BY: MATTHEW CHIN
NASA recently announced eight new studies to improve supersonic technology in order to become a more efficient, cheaper and relatively eco-friendly form of commercial air travel. The total of the eight studies equate to about $6 million.
In 2003, the aircraft Concorde—after almost three decades of supersonic commercial aircraft—had ended when British Airways found the falling revenue was not worth the investment to keep the plane in the air.
Now, 12 years later, NASA is planning to reinvent supersonic travel with over one-third of the research going toward creating a quieter experience and reducing the environmental impact to hopefully prove that it is worth the investment from major airliners.
Photo: LOCKHEED MARTIN
Supersonic planes are said to be less turbulent given the speed, providing a more comfortable flight than subsonic based on the design. Wyle Laboratories have been granted $1.2 million to conduct a three-year study, which will focus on how turbulence influences sonic booms to make the supersonic travel. Another $1.2 million was given to the Massachusetts Institute of Technology for a four-year study on how the emissions from supersonic aircrafts impact the environment, in order to develop a more ecologically friendly plane.
There are many issues with the current supersonic technology that make it an impractical form of air travel. Some issues include the potential to damage the ozone as supersonic planes travel at a higher altitude, the questionable efficiency of using more fuel but for a shorter time and especially the noise—which inhibits supersonic aircrafts from travelling certain routes or forces them to fly at subsonic speeds.
With research being conducted at some of the highest technological institutes in America including MIT, NASA hopes to revolutionize aviation as a whole.
With over 87,000 flights in the United States every day, supersonic planes could help limit the airtime of passengers to increase productivity.
Inside NASA’s Supersonic Wind Tunnel, technician Dan Pitts inspects Boeing’s 1.79% scale model of the supersonic plane
Photo: NASA/Quentin Schwinn
The main attraction of supersonic travel is the efficiency, as you can get from your destination in half the time of a standard flight, with speeds that range around 2,000 km/h, according to Daily Mail.

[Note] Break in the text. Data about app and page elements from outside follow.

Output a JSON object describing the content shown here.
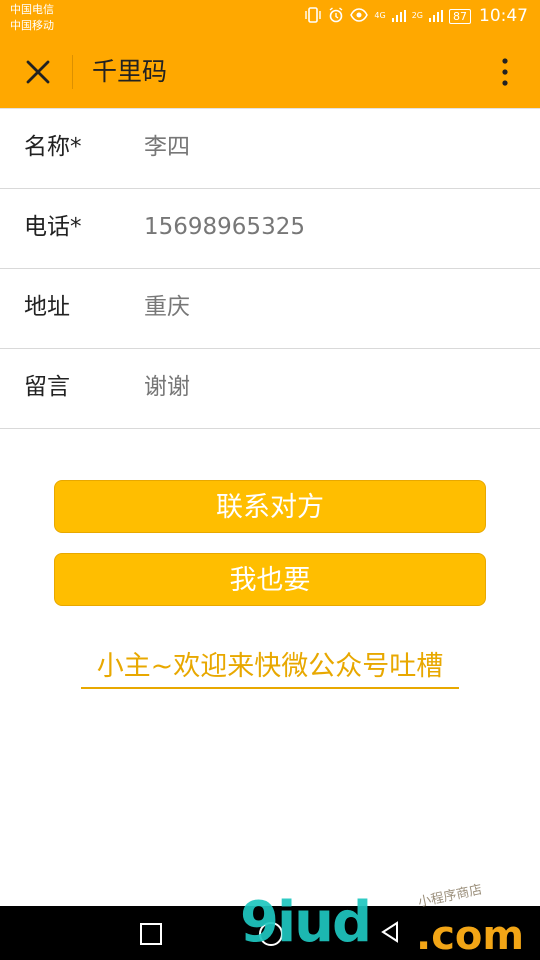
{
  "status_bar": {
    "carrier_1": "中国电信",
    "carrier_2": "中国移动",
    "net_1": "4G",
    "net_2": "2G",
    "net_3": "2G",
    "battery": "87",
    "time": "10:47"
  },
  "header": {
    "title": "千里码",
    "close_icon": "close-icon",
    "more_icon": "more-vertical-icon",
    "background": "#FFA800"
  },
  "form": {
    "rows": [
      {
        "label": "名称*",
        "value": "李四"
      },
      {
        "label": "电话*",
        "value": "15698965325"
      },
      {
        "label": "地址",
        "value": "重庆"
      },
      {
        "label": "留言",
        "value": "谢谢"
      }
    ]
  },
  "actions": {
    "contact_label": "联系对方",
    "want_label": "我也要",
    "button_color": "#FFBE00"
  },
  "link": {
    "text": "小主~欢迎来快微公众号吐槽",
    "color": "#E8A800"
  },
  "watermark": {
    "main": "9iud",
    "suffix": ".com",
    "small": "小程序商店"
  }
}
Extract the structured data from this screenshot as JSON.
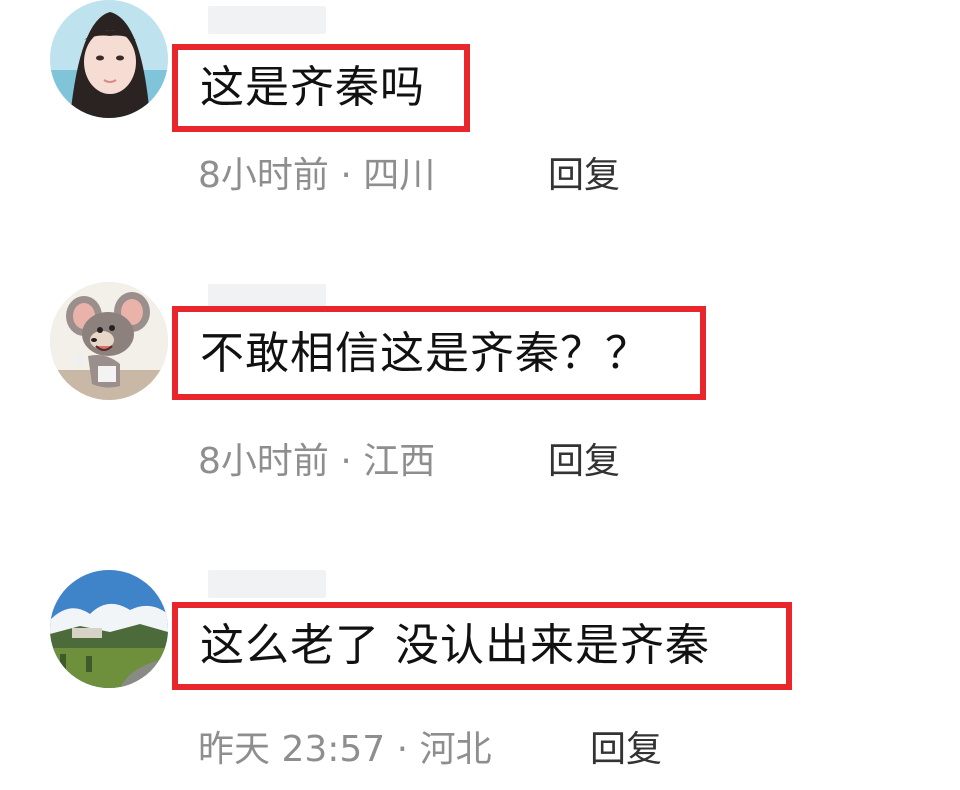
{
  "comments": [
    {
      "avatar_icon": "girl-avatar-icon",
      "text": "这是齐秦吗",
      "time": "8小时前",
      "separator": "·",
      "location": "四川",
      "reply_label": "回复"
    },
    {
      "avatar_icon": "cartoon-mouse-avatar-icon",
      "text": "不敢相信这是齐秦？？",
      "time": "8小时前",
      "separator": "·",
      "location": "江西",
      "reply_label": "回复"
    },
    {
      "avatar_icon": "landscape-avatar-icon",
      "text": "这么老了 没认出来是齐秦",
      "time": "昨天 23:57",
      "separator": "·",
      "location": "河北",
      "reply_label": "回复"
    }
  ],
  "colors": {
    "highlight_border": "#e8262b",
    "meta_text": "#8e8e8e",
    "reply_text": "#333333",
    "comment_text": "#111111"
  }
}
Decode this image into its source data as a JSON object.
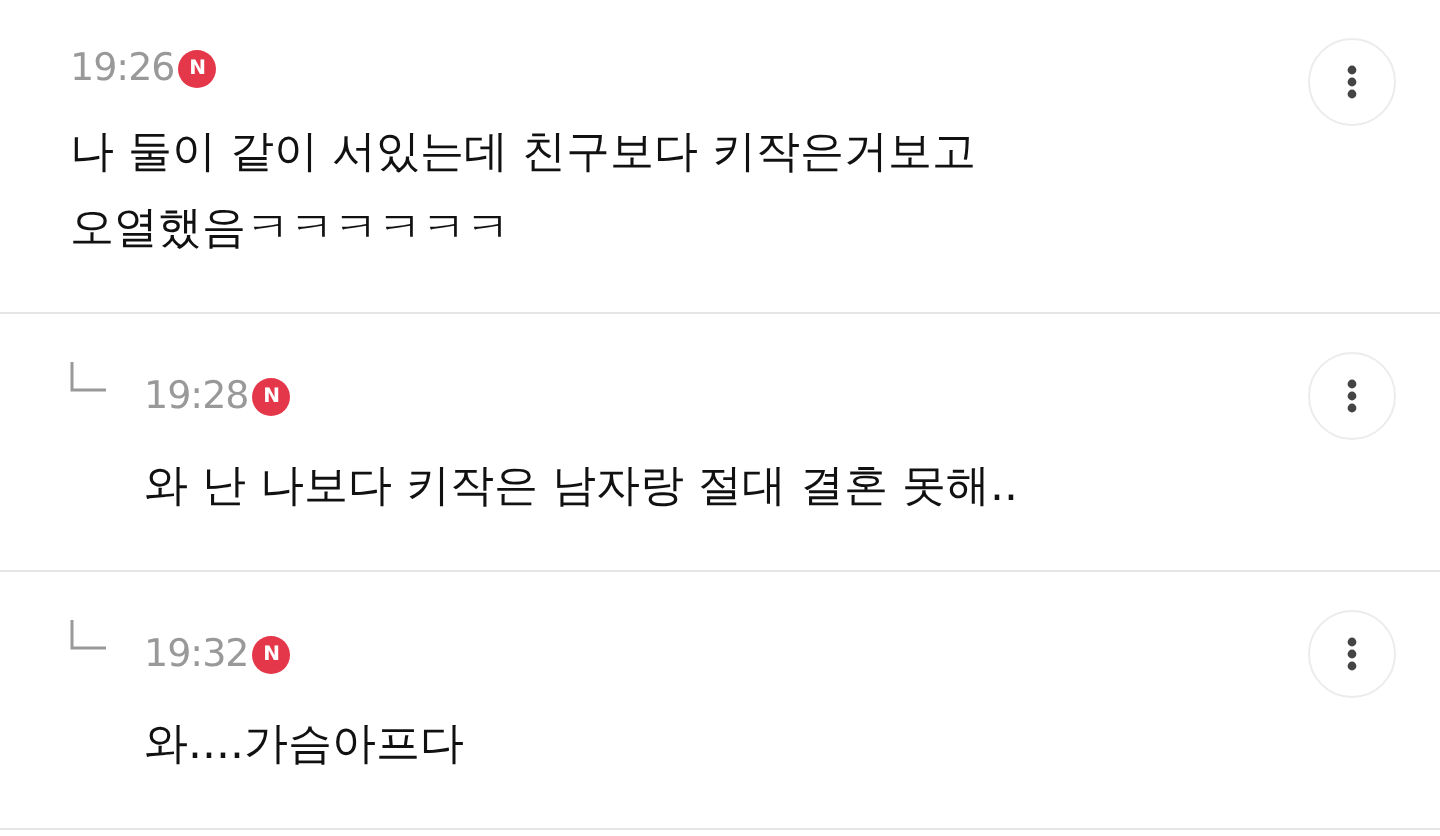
{
  "comments": [
    {
      "kind": "comment",
      "time": "19:26",
      "badge": "N",
      "lines": [
        "나 둘이 같이 서있는데 친구보다 키작은거보고",
        "오열했음ㅋㅋㅋㅋㅋㅋ"
      ]
    },
    {
      "kind": "reply",
      "time": "19:28",
      "badge": "N",
      "lines": [
        "와 난 나보다 키작은 남자랑 절대 결혼 못해.."
      ]
    },
    {
      "kind": "reply",
      "time": "19:32",
      "badge": "N",
      "lines": [
        "와....가슴아프다"
      ]
    }
  ]
}
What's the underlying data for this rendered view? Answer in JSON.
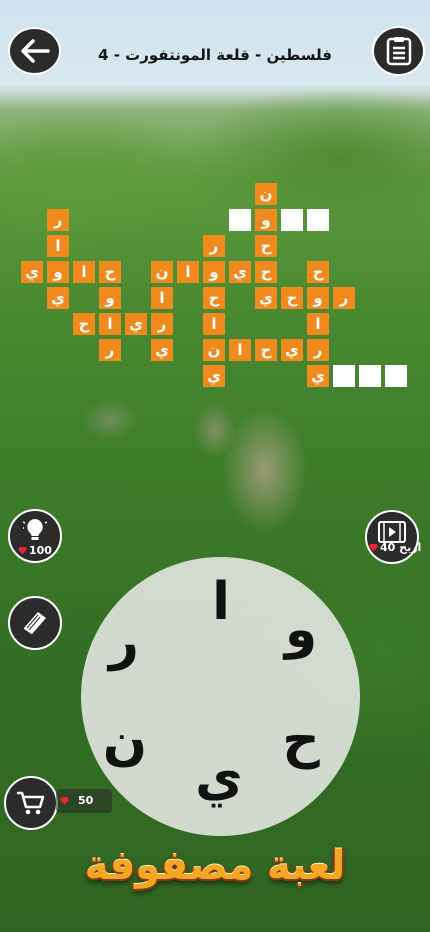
{
  "header": {
    "title": "فلسطين - قلعة المونتفورت - 4"
  },
  "tiles": [
    "ن",
    "و",
    "ر",
    "ا",
    "ر",
    "ح",
    "ي",
    "و",
    "ا",
    "ن",
    "ح",
    "ي",
    "ح",
    "ا",
    "و",
    "ي",
    "ح",
    "ا",
    "ح",
    "و",
    "ر",
    "ي",
    "و",
    "ا",
    "ح",
    "ر",
    "ي",
    "ا",
    "ي",
    "ر",
    "ر",
    "ي",
    "ن",
    "ا",
    "ح",
    "ر",
    "ي",
    "ي",
    "ي"
  ],
  "wheel_letters": [
    "ا",
    "و",
    "ر",
    "ح",
    "ن",
    "ي"
  ],
  "hint": {
    "cost": "100"
  },
  "video": {
    "label": "اربح 40"
  },
  "coins": {
    "value": "50"
  },
  "banner": {
    "title": "لعبة مصفوفة"
  },
  "colors": {
    "tile": "#f08a1c",
    "gem": "#e2262b"
  }
}
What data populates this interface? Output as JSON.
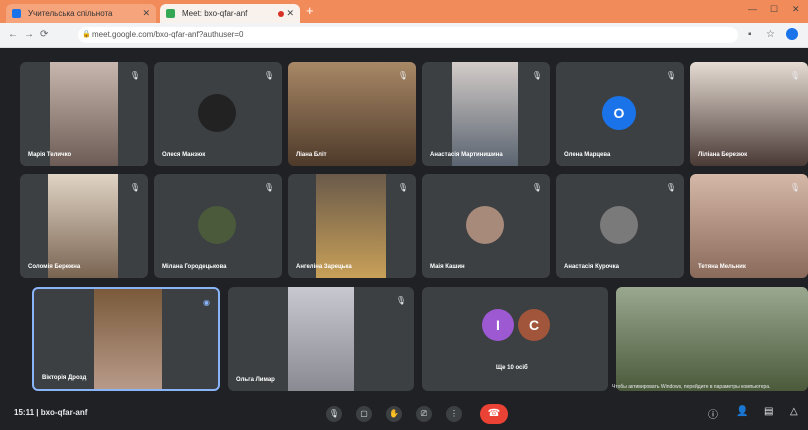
{
  "browser": {
    "tabs": [
      {
        "title": "Учительська спільнота",
        "favicon_color": "#1a73e8"
      },
      {
        "title": "Meet: bxo-qfar-anf",
        "favicon_color": "#34a853"
      }
    ],
    "url": "meet.google.com/bxo-qfar-anf?authuser=0"
  },
  "participants": [
    {
      "name": "Марія Теличко",
      "type": "video",
      "bg": "#6d5c55"
    },
    {
      "name": "Олеся Манзюк",
      "type": "icon",
      "bg": "#3c4043",
      "avatar_color": "#222"
    },
    {
      "name": "Ліана Бліт",
      "type": "video",
      "bg": "#7a5d3f"
    },
    {
      "name": "Анастасія Мартинишина",
      "type": "video",
      "bg": "#5a6470"
    },
    {
      "name": "Олена Марцева",
      "type": "avatar",
      "letter": "O",
      "avatar_color": "#1a73e8"
    },
    {
      "name": "Ліліана Березюк",
      "type": "video",
      "bg": "#4a3a36"
    },
    {
      "name": "Соломія Бережна",
      "type": "video",
      "bg": "#7a6452"
    },
    {
      "name": "Мілана Городецькова",
      "type": "icon",
      "bg": "#3c4043",
      "avatar_color": "#4a5a3a"
    },
    {
      "name": "Ангеліна Зарецька",
      "type": "video",
      "bg": "#9a7a4a"
    },
    {
      "name": "Маія Кашин",
      "type": "icon",
      "bg": "#3c4043",
      "avatar_color": "#a88a7a"
    },
    {
      "name": "Анастасія Курочка",
      "type": "icon",
      "bg": "#3c4043",
      "avatar_color": "#7a7a7a"
    },
    {
      "name": "Тетяна Мельник",
      "type": "video",
      "bg": "#8a6a5a"
    },
    {
      "name": "Вікторія Дрозд",
      "type": "video",
      "bg": "#b89a8a",
      "highlight": true
    },
    {
      "name": "Ольга Лимар",
      "type": "video",
      "bg": "#8a8a92"
    },
    {
      "name": "Ще 10 осіб",
      "type": "group",
      "letters": [
        "I",
        "C"
      ],
      "colors": [
        "#9c59d1",
        "#a1553a"
      ]
    },
    {
      "name": "",
      "type": "video",
      "bg": "#6a7a5a"
    }
  ],
  "bottom": {
    "time": "15:11",
    "meeting_code": "bxo-qfar-anf",
    "caption_text": "Чтобы активировать Windows, перейдите в параметры компьютера."
  }
}
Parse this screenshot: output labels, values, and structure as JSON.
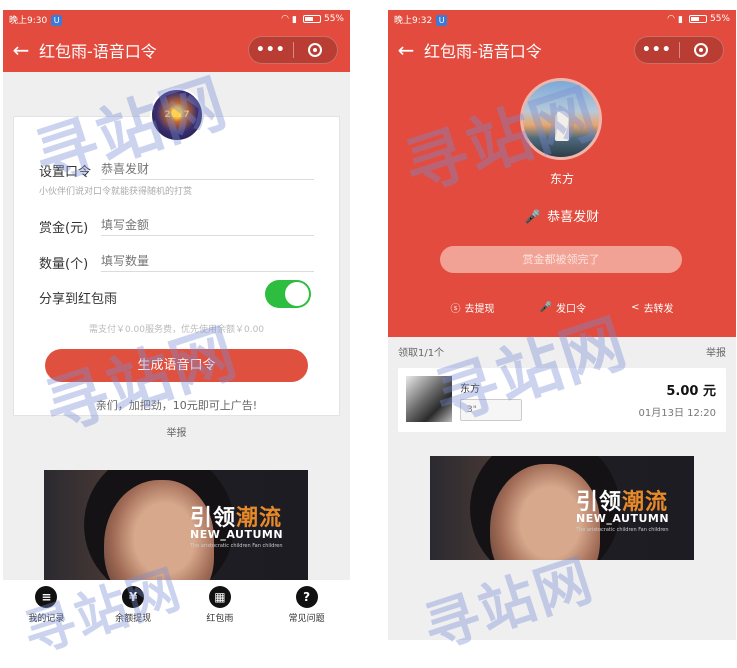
{
  "left": {
    "status": {
      "time": "晚上9:30",
      "battery": "55%"
    },
    "nav": {
      "title": "红包雨-语音口令",
      "back": "←",
      "more": "•••"
    },
    "avatar_text": "2017",
    "form": {
      "password_label": "设置口令",
      "password_placeholder": "恭喜发财",
      "password_hint": "小伙伴们说对口令就能获得随机的打赏",
      "amount_label": "赏金(元)",
      "amount_placeholder": "填写金额",
      "count_label": "数量(个)",
      "count_placeholder": "填写数量",
      "share_label": "分享到红包雨",
      "share_enabled": true,
      "fee_text": "需支付￥0.00服务费，优先使用余额￥0.00",
      "generate_button": "生成语音口令",
      "promo_text": "亲们，加把劲，10元即可上广告!"
    },
    "report": "举报",
    "ad": {
      "title_white": "引领",
      "title_accent": "潮流",
      "subtitle": "NEW_AUTUMN",
      "tagline": "The aristocratic children Fan children"
    },
    "tabbar": [
      {
        "label": "我的记录",
        "icon": "list-icon",
        "glyph": "≡"
      },
      {
        "label": "余额提现",
        "icon": "yen-icon",
        "glyph": "¥"
      },
      {
        "label": "红包雨",
        "icon": "grid-icon",
        "glyph": "▦"
      },
      {
        "label": "常见问题",
        "icon": "question-icon",
        "glyph": "?"
      }
    ]
  },
  "right": {
    "status": {
      "time": "晚上9:32",
      "battery": "55%"
    },
    "nav": {
      "title": "红包雨-语音口令",
      "back": "←",
      "more": "•••"
    },
    "name": "东方",
    "password": "恭喜发财",
    "status_button": "赏金都被领完了",
    "actions": [
      {
        "label": "去提现",
        "icon": "withdraw-icon",
        "glyph": "⓪"
      },
      {
        "label": "发口令",
        "icon": "mic-icon",
        "glyph": "🎤"
      },
      {
        "label": "去转发",
        "icon": "share-icon",
        "glyph": "<"
      }
    ],
    "list_header": "领取1/1个",
    "report": "举报",
    "record": {
      "name": "东方",
      "voice_length": "3\"",
      "amount": "5.00 元",
      "time": "01月13日 12:20"
    },
    "ad": {
      "title_white": "引领",
      "title_accent": "潮流",
      "subtitle": "NEW_AUTUMN",
      "tagline": "The aristocratic children Fan children"
    }
  },
  "watermark": "寻站网",
  "colors": {
    "primary_red": "#e24b3d",
    "toggle_green": "#2ebe3f",
    "button_disabled": "#f2a294"
  }
}
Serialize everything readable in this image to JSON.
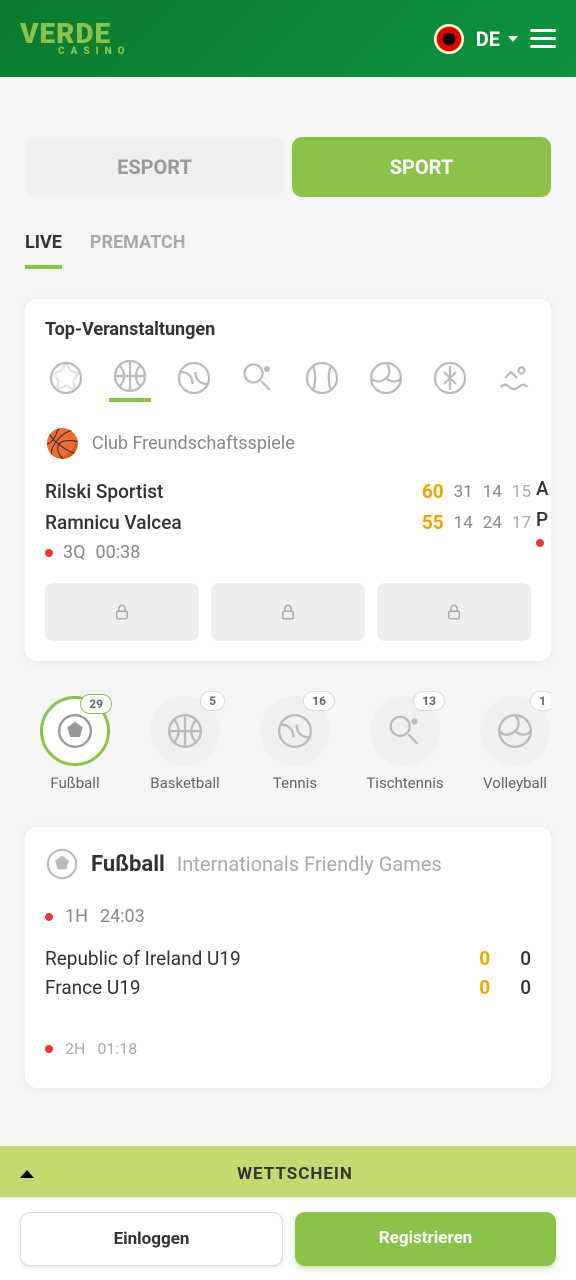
{
  "header": {
    "logo_main": "VERDE",
    "logo_sub": "CASINO",
    "lang": "DE"
  },
  "main_tabs": {
    "esport": "ESPORT",
    "sport": "SPORT"
  },
  "sub_tabs": {
    "live": "LIVE",
    "prematch": "PREMATCH"
  },
  "top_events": {
    "title": "Top-Veranstaltungen",
    "league": "Club Freundschaftsspiele",
    "team1": "Rilski Sportist",
    "team2": "Ramnicu Valcea",
    "score1": "60",
    "score2": "55",
    "q1a": "31",
    "q1b": "14",
    "q1c": "15",
    "q2a": "14",
    "q2b": "24",
    "q2c": "17",
    "period": "3Q",
    "time": "00:38",
    "peek1": "A",
    "peek2": "P"
  },
  "sport_categories": [
    {
      "label": "Fußball",
      "count": "29",
      "active": true
    },
    {
      "label": "Basketball",
      "count": "5",
      "active": false
    },
    {
      "label": "Tennis",
      "count": "16",
      "active": false
    },
    {
      "label": "Tischtennis",
      "count": "13",
      "active": false
    },
    {
      "label": "Volleyball",
      "count": "1",
      "active": false
    }
  ],
  "football_section": {
    "sport": "Fußball",
    "league": "Internationals Friendly Games",
    "period": "1H",
    "time": "24:03",
    "team1": "Republic of Ireland U19",
    "team2": "France U19",
    "s1a": "0",
    "s1b": "0",
    "s2a": "0",
    "s2b": "0",
    "hidden_period": "2H",
    "hidden_time": "01:18"
  },
  "betslip": "WETTSCHEIN",
  "buttons": {
    "login": "Einloggen",
    "register": "Registrieren"
  }
}
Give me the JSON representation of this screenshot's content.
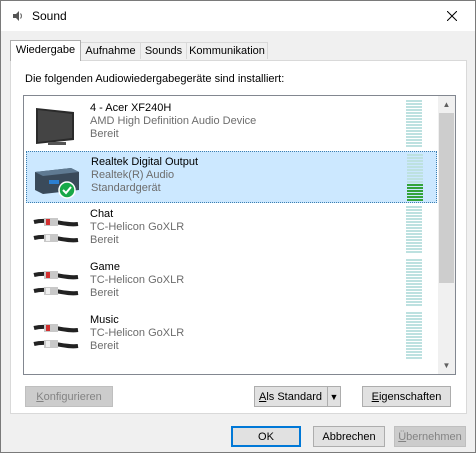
{
  "window": {
    "title": "Sound"
  },
  "tabs": [
    {
      "label": "Wiedergabe"
    },
    {
      "label": "Aufnahme"
    },
    {
      "label": "Sounds"
    },
    {
      "label": "Kommunikation"
    }
  ],
  "instruction": "Die folgenden Audiowiedergabegeräte sind installiert:",
  "devices": [
    {
      "name": "4 - Acer XF240H",
      "driver": "AMD High Definition Audio Device",
      "status": "Bereit",
      "icon": "monitor-icon"
    },
    {
      "name": "Realtek Digital Output",
      "driver": "Realtek(R) Audio",
      "status": "Standardgerät",
      "icon": "digital-output-icon",
      "selected": true,
      "level": 0.35
    },
    {
      "name": "Chat",
      "driver": "TC-Helicon GoXLR",
      "status": "Bereit",
      "icon": "rca-cable-icon"
    },
    {
      "name": "Game",
      "driver": "TC-Helicon GoXLR",
      "status": "Bereit",
      "icon": "rca-cable-icon"
    },
    {
      "name": "Music",
      "driver": "TC-Helicon GoXLR",
      "status": "Bereit",
      "icon": "rca-cable-icon"
    }
  ],
  "buttons": {
    "configure_prefix": "",
    "configure_ul": "K",
    "configure_rest": "onfigurieren",
    "set_default_ul": "A",
    "set_default_rest": "ls Standard",
    "properties_ul": "E",
    "properties_rest": "igenschaften",
    "ok": "OK",
    "cancel": "Abbrechen",
    "apply_ul": "Ü",
    "apply_rest": "bernehmen"
  },
  "colors": {
    "selection": "#cce8ff",
    "meter_idle": "#bde1e0",
    "meter_active": "#33a33a",
    "default_check": "#18a848"
  }
}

If NASA can find ways to limit the noise and fuel consumption, supersonic travel could potentially be a viable option in airspace travel, albeit the cost to fly in this plane must be affordable for the majority of people.
Another potential possibility for having supersonic travel is to transport organs overseas more quickly, connecting global markets in a faster form.
By researching how to make supersonic jets more efficient, NASA is providing alternatives to traditional planes in terms of cutting down on time, and hopefully can create competition with subsonic jets to increase efficiency, reduce environmental impact, and decrease the already exorbitant price of subsonic flights.
With research mostly lasting one to two years, NASA plans to have business-jet-sized supersonic planes in production by 2025 and commercial planes by 2030. Perhaps in the future, once supersonic commercial jets take flight, further research can be done to explore alternative fuel sources to make the planes not just fast, but entirely green.
With research mostly lasting one to two years, NASA plans to have business-jet-sized supersonic planes in production by 2025 and commercial planes by 2030
Photo: LOCKHEED MARTIN